(Available records Opens)

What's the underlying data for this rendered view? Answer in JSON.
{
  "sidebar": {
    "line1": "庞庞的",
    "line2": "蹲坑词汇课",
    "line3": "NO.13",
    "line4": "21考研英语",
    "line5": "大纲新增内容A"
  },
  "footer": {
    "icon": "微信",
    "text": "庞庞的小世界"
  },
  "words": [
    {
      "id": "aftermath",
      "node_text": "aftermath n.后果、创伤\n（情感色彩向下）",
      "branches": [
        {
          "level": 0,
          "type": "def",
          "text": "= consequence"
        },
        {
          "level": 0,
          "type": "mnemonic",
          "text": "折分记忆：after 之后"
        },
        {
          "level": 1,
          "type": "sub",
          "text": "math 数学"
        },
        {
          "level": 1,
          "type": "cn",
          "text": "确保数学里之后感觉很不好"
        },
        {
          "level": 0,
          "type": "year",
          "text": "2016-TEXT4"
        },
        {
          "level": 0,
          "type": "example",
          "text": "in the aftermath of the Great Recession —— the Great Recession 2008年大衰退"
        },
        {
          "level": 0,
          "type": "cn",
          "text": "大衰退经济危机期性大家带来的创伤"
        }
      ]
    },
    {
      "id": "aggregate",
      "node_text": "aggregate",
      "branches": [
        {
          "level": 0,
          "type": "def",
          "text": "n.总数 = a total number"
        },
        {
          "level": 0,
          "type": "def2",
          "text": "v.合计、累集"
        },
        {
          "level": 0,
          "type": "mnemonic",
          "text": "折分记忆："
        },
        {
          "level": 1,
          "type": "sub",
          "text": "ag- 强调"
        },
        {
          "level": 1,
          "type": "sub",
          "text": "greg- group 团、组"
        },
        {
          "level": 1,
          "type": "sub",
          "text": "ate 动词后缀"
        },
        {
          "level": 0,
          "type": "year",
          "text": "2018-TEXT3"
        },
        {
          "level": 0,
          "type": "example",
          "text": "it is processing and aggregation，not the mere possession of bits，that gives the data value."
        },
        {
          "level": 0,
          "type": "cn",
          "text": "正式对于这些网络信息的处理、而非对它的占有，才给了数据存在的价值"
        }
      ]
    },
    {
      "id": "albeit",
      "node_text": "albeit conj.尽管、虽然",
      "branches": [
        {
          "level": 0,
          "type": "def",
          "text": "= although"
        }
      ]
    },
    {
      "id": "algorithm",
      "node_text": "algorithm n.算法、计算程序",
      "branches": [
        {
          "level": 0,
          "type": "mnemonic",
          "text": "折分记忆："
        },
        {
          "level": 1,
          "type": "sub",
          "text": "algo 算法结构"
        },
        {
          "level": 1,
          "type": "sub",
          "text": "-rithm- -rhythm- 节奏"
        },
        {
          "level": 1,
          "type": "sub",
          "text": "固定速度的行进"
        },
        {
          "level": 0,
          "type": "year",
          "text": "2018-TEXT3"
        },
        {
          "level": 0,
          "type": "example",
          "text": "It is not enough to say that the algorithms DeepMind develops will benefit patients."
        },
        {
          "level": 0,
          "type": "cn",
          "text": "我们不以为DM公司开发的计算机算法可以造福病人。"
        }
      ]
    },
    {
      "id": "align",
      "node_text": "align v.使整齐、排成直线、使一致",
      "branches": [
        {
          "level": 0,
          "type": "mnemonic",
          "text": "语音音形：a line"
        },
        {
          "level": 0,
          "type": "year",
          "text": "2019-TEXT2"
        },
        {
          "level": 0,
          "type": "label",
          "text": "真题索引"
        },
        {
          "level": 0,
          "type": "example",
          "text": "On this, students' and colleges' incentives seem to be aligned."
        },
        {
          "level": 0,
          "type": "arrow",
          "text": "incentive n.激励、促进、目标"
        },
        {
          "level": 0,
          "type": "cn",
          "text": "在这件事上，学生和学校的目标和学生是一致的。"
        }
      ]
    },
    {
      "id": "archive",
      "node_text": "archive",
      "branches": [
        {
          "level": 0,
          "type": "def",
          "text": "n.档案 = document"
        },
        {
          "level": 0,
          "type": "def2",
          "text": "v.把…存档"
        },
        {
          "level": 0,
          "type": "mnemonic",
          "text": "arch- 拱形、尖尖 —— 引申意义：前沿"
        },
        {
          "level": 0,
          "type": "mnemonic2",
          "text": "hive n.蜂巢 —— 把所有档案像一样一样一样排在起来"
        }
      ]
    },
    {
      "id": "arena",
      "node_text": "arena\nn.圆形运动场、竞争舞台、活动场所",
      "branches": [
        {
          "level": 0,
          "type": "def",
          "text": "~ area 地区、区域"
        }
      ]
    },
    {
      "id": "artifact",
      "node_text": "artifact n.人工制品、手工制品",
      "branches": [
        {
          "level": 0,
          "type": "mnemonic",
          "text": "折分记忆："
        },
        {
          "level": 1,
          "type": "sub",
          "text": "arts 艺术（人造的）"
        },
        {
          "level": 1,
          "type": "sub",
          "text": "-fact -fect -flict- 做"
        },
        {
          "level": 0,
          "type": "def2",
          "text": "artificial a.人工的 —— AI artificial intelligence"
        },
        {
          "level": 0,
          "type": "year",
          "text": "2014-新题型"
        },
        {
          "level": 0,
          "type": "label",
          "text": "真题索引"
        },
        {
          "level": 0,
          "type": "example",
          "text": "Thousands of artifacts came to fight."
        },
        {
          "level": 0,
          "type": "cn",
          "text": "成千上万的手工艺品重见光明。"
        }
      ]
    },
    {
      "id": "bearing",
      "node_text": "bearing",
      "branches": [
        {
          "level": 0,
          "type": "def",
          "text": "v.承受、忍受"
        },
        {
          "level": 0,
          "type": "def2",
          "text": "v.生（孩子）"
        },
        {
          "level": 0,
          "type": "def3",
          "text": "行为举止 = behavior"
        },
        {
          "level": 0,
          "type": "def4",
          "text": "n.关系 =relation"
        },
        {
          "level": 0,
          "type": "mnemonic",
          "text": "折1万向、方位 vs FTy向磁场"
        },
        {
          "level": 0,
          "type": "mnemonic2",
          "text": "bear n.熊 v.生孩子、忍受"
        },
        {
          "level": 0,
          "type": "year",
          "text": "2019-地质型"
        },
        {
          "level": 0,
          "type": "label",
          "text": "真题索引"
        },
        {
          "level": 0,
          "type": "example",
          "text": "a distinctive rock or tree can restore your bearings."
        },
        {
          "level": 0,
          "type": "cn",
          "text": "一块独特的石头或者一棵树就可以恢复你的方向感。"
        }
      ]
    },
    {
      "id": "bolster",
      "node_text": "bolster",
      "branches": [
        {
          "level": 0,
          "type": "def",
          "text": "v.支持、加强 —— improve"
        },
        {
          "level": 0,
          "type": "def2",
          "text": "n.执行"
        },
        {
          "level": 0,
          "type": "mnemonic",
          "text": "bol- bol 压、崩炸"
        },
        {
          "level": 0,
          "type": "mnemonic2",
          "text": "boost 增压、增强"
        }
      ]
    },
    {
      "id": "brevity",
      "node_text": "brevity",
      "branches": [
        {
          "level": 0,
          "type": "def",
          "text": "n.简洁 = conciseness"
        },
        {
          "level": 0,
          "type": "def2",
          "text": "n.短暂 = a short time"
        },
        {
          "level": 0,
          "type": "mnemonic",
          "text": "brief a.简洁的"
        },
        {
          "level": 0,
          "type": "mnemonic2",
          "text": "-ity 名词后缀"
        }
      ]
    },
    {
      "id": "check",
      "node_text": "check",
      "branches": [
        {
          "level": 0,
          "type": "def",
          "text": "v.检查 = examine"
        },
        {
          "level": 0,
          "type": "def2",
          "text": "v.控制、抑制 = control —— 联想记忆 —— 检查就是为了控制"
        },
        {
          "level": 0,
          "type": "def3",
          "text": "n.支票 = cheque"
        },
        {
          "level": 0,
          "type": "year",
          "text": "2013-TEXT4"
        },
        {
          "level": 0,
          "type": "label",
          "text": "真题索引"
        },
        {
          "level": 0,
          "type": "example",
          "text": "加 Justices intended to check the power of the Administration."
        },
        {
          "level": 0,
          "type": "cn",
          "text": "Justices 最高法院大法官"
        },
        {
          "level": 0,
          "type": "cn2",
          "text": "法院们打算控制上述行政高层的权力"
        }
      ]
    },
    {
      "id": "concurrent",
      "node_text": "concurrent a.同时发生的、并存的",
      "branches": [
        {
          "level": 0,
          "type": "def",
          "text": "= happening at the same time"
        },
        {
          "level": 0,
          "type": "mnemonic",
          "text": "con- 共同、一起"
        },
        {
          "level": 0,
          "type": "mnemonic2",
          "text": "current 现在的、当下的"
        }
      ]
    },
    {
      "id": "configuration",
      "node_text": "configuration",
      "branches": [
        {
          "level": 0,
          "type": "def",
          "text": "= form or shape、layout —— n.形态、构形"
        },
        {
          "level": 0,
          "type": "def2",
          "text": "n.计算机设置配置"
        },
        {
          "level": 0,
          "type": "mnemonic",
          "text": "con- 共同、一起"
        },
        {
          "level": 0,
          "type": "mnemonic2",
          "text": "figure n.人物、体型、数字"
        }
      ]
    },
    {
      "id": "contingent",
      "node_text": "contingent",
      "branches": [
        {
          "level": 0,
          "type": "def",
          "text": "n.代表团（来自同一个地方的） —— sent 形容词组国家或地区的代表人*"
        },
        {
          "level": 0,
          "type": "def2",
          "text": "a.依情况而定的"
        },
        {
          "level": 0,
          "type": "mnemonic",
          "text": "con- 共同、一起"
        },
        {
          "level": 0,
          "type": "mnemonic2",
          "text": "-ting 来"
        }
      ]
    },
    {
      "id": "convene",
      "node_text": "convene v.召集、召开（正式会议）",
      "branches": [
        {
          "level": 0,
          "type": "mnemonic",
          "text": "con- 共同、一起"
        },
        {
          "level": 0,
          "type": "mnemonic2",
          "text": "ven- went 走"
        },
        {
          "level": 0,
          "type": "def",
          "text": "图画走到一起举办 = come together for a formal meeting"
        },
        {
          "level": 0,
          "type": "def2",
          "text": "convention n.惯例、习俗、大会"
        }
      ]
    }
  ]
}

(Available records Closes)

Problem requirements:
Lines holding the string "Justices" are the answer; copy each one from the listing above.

Response:
          "text": "加 Justices intended to check the power of the Administration."
          "text": "Justices 最高法院大法官"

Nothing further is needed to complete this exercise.